All of the records shown below need to be copied with no differences.

- - - - - - -

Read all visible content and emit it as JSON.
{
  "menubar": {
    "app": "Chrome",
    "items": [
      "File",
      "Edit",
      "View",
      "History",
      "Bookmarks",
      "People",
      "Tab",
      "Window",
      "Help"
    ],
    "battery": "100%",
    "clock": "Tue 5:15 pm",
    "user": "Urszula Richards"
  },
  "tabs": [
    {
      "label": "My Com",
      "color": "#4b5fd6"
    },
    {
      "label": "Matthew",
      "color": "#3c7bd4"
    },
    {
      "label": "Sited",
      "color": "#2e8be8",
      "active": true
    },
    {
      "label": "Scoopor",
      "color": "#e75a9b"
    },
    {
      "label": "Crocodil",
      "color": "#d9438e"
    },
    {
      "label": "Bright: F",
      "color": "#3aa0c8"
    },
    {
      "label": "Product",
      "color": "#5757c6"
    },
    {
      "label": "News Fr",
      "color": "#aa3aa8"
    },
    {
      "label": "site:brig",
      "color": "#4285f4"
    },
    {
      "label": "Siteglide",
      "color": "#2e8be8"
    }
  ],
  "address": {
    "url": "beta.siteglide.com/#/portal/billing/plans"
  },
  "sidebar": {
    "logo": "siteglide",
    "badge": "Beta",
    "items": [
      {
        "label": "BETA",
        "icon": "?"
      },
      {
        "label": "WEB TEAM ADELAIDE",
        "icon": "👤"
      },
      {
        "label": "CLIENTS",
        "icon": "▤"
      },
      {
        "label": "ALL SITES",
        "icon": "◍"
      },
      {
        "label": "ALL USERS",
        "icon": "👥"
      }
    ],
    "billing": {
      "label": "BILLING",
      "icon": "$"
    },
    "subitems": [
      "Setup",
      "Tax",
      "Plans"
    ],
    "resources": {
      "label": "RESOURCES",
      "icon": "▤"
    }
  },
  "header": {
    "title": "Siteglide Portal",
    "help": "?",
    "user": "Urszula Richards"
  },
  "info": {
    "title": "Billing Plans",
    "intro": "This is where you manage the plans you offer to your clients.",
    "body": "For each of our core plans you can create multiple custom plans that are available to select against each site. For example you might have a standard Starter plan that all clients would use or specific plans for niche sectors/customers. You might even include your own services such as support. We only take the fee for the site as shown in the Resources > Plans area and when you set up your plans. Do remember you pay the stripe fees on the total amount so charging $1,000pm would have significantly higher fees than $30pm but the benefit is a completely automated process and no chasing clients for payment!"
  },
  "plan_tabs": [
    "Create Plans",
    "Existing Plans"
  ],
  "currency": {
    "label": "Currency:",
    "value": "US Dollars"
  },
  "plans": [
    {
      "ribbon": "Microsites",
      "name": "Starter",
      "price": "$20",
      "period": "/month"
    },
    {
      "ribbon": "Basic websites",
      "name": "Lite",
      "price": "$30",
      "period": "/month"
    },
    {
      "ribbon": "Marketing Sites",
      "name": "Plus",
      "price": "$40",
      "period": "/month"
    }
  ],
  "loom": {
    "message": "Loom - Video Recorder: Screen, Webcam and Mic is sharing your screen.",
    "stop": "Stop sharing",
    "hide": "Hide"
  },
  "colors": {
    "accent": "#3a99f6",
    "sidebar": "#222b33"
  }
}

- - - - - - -

Solution for this problem:
Read all visible content and emit it as JSON.
{
  "menubar": {
    "app": "Chrome",
    "items": [
      "File",
      "Edit",
      "View",
      "History",
      "Bookmarks",
      "People",
      "Tab",
      "Window",
      "Help"
    ],
    "battery": "100%",
    "clock": "Tue 5:15 pm",
    "user": "Urszula Richards"
  },
  "tabs": [
    {
      "label": "My Com",
      "color": "#4b5fd6"
    },
    {
      "label": "Matthew",
      "color": "#3c7bd4"
    },
    {
      "label": "Sited",
      "color": "#2e8be8",
      "active": true
    },
    {
      "label": "Scoopor",
      "color": "#e75a9b"
    },
    {
      "label": "Crocodil",
      "color": "#d9438e"
    },
    {
      "label": "Bright: F",
      "color": "#3aa0c8"
    },
    {
      "label": "Product",
      "color": "#5757c6"
    },
    {
      "label": "News Fr",
      "color": "#aa3aa8"
    },
    {
      "label": "site:brig",
      "color": "#4285f4"
    },
    {
      "label": "Siteglide",
      "color": "#2e8be8"
    }
  ],
  "address": {
    "url": "beta.siteglide.com/#/portal/billing/plans"
  },
  "sidebar": {
    "logo": "siteglide",
    "badge": "Beta",
    "items": [
      {
        "label": "BETA",
        "icon": "?"
      },
      {
        "label": "WEB TEAM ADELAIDE",
        "icon": "👤"
      },
      {
        "label": "CLIENTS",
        "icon": "▤"
      },
      {
        "label": "ALL SITES",
        "icon": "◍"
      },
      {
        "label": "ALL USERS",
        "icon": "👥"
      }
    ],
    "billing": {
      "label": "BILLING",
      "icon": "$"
    },
    "subitems": [
      "Setup",
      "Tax",
      "Plans"
    ],
    "resources": {
      "label": "RESOURCES",
      "icon": "▤"
    }
  },
  "header": {
    "title": "Siteglide Portal",
    "help": "?",
    "user": "Urszula Richards"
  },
  "info": {
    "title": "Billing Plans",
    "intro": "This is where you manage the plans you offer to your clients.",
    "body": "For each of our core plans you can create multiple custom plans that are available to select against each site. For example you might have a standard Starter plan that all clients would use or specific plans for niche sectors/customers. You might even include your own services such as support. We only take the fee for the site as shown in the Resources > Plans area and when you set up your plans. Do remember you pay the stripe fees on the total amount so charging $1,000pm would have significantly higher fees than $30pm but the benefit is a completely automated process and no chasing clients for payment!"
  },
  "plan_tabs": [
    "Create Plans",
    "Existing Plans"
  ],
  "currency": {
    "label": "Currency:",
    "value": "US Dollars"
  },
  "plans": [
    {
      "ribbon": "Microsites",
      "name": "Starter",
      "price": "$20",
      "period": "/month"
    },
    {
      "ribbon": "Basic websites",
      "name": "Lite",
      "price": "$30",
      "period": "/month"
    },
    {
      "ribbon": "Marketing Sites",
      "name": "Plus",
      "price": "$40",
      "period": "/month"
    }
  ],
  "loom": {
    "message": "Loom - Video Recorder: Screen, Webcam and Mic is sharing your screen.",
    "stop": "Stop sharing",
    "hide": "Hide"
  },
  "colors": {
    "accent": "#3a99f6",
    "sidebar": "#222b33"
  }
}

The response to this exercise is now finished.